Step One: Organize Your Debts and Know Where You Stand
This content is provided courtesy of SavvyMoney.
Disorganization Costs Money!
Simply put, not being on top of your financial game isn’t just sloppy, but expensive. Here are a few things to consider:
Penalty fees: Late payments, over limit fees, and phone payments can cost up to $30 each.
Interest rates: One missed payment can increase your APR from 15% to nearly 30%!
Impact on your credit score: 35% of your credit score is determined by how consistently you make your payments. Missing a few payments can drop your score by as much as 50 points. This score variation could affect your eligibility into the military.
One of the simple truths of finance is that, in order to make progress, you need to understand where you are at any point in time and what direction you’re heading.

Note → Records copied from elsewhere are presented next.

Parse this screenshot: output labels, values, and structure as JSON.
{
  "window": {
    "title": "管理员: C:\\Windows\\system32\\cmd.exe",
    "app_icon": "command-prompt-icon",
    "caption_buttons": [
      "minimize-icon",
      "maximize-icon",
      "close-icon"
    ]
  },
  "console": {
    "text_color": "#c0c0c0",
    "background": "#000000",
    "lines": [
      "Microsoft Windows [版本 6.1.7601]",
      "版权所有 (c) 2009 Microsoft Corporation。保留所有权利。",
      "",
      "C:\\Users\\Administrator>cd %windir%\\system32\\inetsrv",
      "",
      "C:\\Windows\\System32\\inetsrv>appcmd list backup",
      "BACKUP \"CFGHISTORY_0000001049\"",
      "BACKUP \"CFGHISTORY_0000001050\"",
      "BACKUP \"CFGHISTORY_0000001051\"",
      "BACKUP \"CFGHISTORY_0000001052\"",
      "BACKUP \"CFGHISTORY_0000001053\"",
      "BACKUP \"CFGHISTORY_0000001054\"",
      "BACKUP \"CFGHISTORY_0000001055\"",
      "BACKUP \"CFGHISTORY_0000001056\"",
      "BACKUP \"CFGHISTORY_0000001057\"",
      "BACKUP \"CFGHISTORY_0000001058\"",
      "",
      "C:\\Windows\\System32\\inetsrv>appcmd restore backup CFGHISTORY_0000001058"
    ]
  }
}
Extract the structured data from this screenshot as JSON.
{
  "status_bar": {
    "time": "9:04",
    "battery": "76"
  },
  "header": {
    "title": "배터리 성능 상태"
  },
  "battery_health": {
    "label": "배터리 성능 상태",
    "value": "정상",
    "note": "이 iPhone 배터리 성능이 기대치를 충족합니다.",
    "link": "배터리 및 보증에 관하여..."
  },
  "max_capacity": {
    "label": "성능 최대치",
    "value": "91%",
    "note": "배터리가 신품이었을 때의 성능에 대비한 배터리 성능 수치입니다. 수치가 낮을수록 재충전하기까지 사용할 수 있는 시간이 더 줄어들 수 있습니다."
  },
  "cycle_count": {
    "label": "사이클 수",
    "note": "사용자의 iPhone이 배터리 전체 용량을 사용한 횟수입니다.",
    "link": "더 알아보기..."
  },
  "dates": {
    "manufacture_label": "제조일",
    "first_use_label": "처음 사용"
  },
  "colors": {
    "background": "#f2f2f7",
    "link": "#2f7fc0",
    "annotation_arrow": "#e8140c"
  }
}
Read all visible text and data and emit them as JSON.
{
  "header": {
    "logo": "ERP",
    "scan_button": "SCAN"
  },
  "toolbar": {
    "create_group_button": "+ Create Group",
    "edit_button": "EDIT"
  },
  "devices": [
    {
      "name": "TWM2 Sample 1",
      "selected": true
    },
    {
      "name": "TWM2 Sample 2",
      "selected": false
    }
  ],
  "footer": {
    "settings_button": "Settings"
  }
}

Consider this scenario: You have a friend who has set a goal to get out of debt and decided to play the balance transfer game to lower her costs so she could pay it off more quickly. However, when she looked at her situation after a year, she found her financial condition had actually worsened… considerably. Her family went from 11 cards and $110K in debt to 16 cards and $130K in debt. Because she was making her situation more complicated, she and her husband were unable to see what was really happening.
Our human mind has limited ability to manage more than 5 things at a time. For most of us, it’s simply too difficult to mentally track many different accounts with different due dates so we lose track of where we’re headed.
To really make progress paying off debt, you need a system for success. Follow these steps:
1. Set up files for each debt account and gather all your latest statements. File each statement every month so you have a record. Print out electronic statements.
2. Set up a summary spreadsheet or paper system for tracking your debts. Create columns for the following fields: balance, APR, payment date, minimum payment, amount paid, and expiration date of any intro APRs. Try using SavvyMoney’s debt-tracking-form to help you get set up.
3. Consolidate your spending into one account. Don’t worry too much about “budgeting”—just shift your spending over to a debit-linked checking account and make sure to not over-spend from this account.
4. Know your cash flow. Know how your outbound debt payment cycle compares to your inbound cash flow.
At SavvyMoney, we believe that having good visibility to what’s happening with your finances is over half the battle. Having a well-organized system dramatically increases your chances for success.
Next, you’ll learn the specifics of credit and how to stop spending on credit.
Brought to you by SavvyMoney.com, the leading online debt payoff program.